Ontario’s Greenbelt is critical to the province’s food supply. Here’s how you can support your local Greenbelt farmers this summer.
Ontario’s Greenbelt, which stretches from Niagara in the south, to Tobermory in the north, and west past Cobourg, is the largest in the world, composed of over two million acres of protected land. Apart from providing world-class outdoor recreation, fresh air, and clean water, the Greenbelt is critical to the province’s food supply.
With some of Canada’s richest agricultural land, a favourable climate, and proximity to urban areas, the Greenbelt enables consumers to buy fresh foods close to home — while supporting Ontario’s economy in the process. “The Greenbelt protects some of Canada’s most fertile farmland and productive farming communities,” says Edward McDonnell, CEO of the Greenbelt Foundation, a charitable organization dedicated to fostering the health and prosperity of Ontario’s Greenbelt. “At the Foundation, we invest in the Greenbelt farming communities that feed Ontario. We help farmers innovate, get their products to new markets, and ensure Ontario shelves are stocked with fresh local food.”
From fruits, vegetables, and specialty crops sold at farmers markets; to craft beer and cider, award-winning wines, and culinary tourism experiences, the Greenbelt is a vibrant part of Ontario’s food culture.
Shift to e-commerce platform keeps Greenbelt farmers selling despite COVID-19
COVID-19 hit farmers and food producers hard. “The lockdown and distancing regulations restricted the ability of farmers’ markets within the Greenbelt from operating as usual,” says McDonnell. To aid in COVID-19 recovery, the Greenbelt Foundation reached out to provide support to partners and producer organizations in the agri-food sector.

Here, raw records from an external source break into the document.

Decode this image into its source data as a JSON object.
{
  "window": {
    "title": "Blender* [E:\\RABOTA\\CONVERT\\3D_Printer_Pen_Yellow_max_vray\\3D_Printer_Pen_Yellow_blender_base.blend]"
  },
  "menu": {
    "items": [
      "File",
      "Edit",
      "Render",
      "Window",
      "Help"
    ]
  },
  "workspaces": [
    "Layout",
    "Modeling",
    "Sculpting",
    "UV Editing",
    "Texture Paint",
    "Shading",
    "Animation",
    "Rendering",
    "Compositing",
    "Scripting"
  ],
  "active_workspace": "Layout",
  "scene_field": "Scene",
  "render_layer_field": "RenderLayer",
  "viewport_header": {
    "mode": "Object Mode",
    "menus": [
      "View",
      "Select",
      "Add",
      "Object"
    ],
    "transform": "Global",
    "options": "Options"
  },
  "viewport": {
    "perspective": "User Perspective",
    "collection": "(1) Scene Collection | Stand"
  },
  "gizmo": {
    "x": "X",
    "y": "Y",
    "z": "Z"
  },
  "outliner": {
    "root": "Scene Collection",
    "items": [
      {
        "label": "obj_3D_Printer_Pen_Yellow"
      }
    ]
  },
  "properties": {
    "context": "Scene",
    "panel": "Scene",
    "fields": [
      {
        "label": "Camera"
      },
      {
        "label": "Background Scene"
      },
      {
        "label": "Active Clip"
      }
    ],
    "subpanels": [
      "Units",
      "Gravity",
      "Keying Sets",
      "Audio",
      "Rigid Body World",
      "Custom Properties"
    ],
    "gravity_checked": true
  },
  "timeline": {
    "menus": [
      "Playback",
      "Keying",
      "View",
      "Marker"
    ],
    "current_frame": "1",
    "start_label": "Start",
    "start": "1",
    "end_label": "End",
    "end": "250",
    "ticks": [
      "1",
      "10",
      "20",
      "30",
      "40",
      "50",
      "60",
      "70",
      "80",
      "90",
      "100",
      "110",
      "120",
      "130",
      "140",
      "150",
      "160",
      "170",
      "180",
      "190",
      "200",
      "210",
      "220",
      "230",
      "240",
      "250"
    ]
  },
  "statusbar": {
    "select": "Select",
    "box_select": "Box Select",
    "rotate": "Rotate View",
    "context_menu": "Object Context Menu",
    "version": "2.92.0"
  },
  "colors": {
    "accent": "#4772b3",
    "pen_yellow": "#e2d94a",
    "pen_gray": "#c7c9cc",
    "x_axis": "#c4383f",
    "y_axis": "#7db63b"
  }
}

One of those partners is the Greenbelt Farmers’ Market Network. The non-profit, comprised of almost 100 regional markets, has been facilitating market access for local producers over the past 15 years, as local food has become more popular with consumers. The Greenbelt Foundation invested in the Network, helping them to develop an emergency digital platform in order to get their farmers to operate in virtual markets and continue to sell their products to consumers, onboarding about 600 vendors so far with more to come. “We were able to offer a free platform to 44 of our most vulnerable markets in need in order to get their farmers and vendors selling,” says Daniel Taylor, Co-Director of Greenbelt Farmers Market Network.
Many benefits to buying local
Ontarians can support Greenbelt farmers during COVID-19 recovery and beyond by buying local. “It’s the freshest and healthiest food you’re going to find and it’s good for your community,” says Taylor. It also helps support environmental stewardship globally, which has a positive impact on climate change. “The way these farms produce food is helping everything from the birds and bees to the air you breathe, so this is a great way to have an impact simply by doing something you do all the time,” he says.
Moreover, supporting local farmers is a great way to experience and learn about food. “As businesses reopen, we encourage people to seek out on-farm experiences where they can learn about, sample and buy local food,” says McDonnell. With 10,000 kilometres of trails that wind their way through lush forests and vibrant farming communities, Ontario’s Greenbelt will once again provide an abundance of opportunity to get outside and explore. Stop to taste local cuisine, sample wine and craft beer, visit natural heritage sites, and bring home fresh ingredients for delicious homemade meals.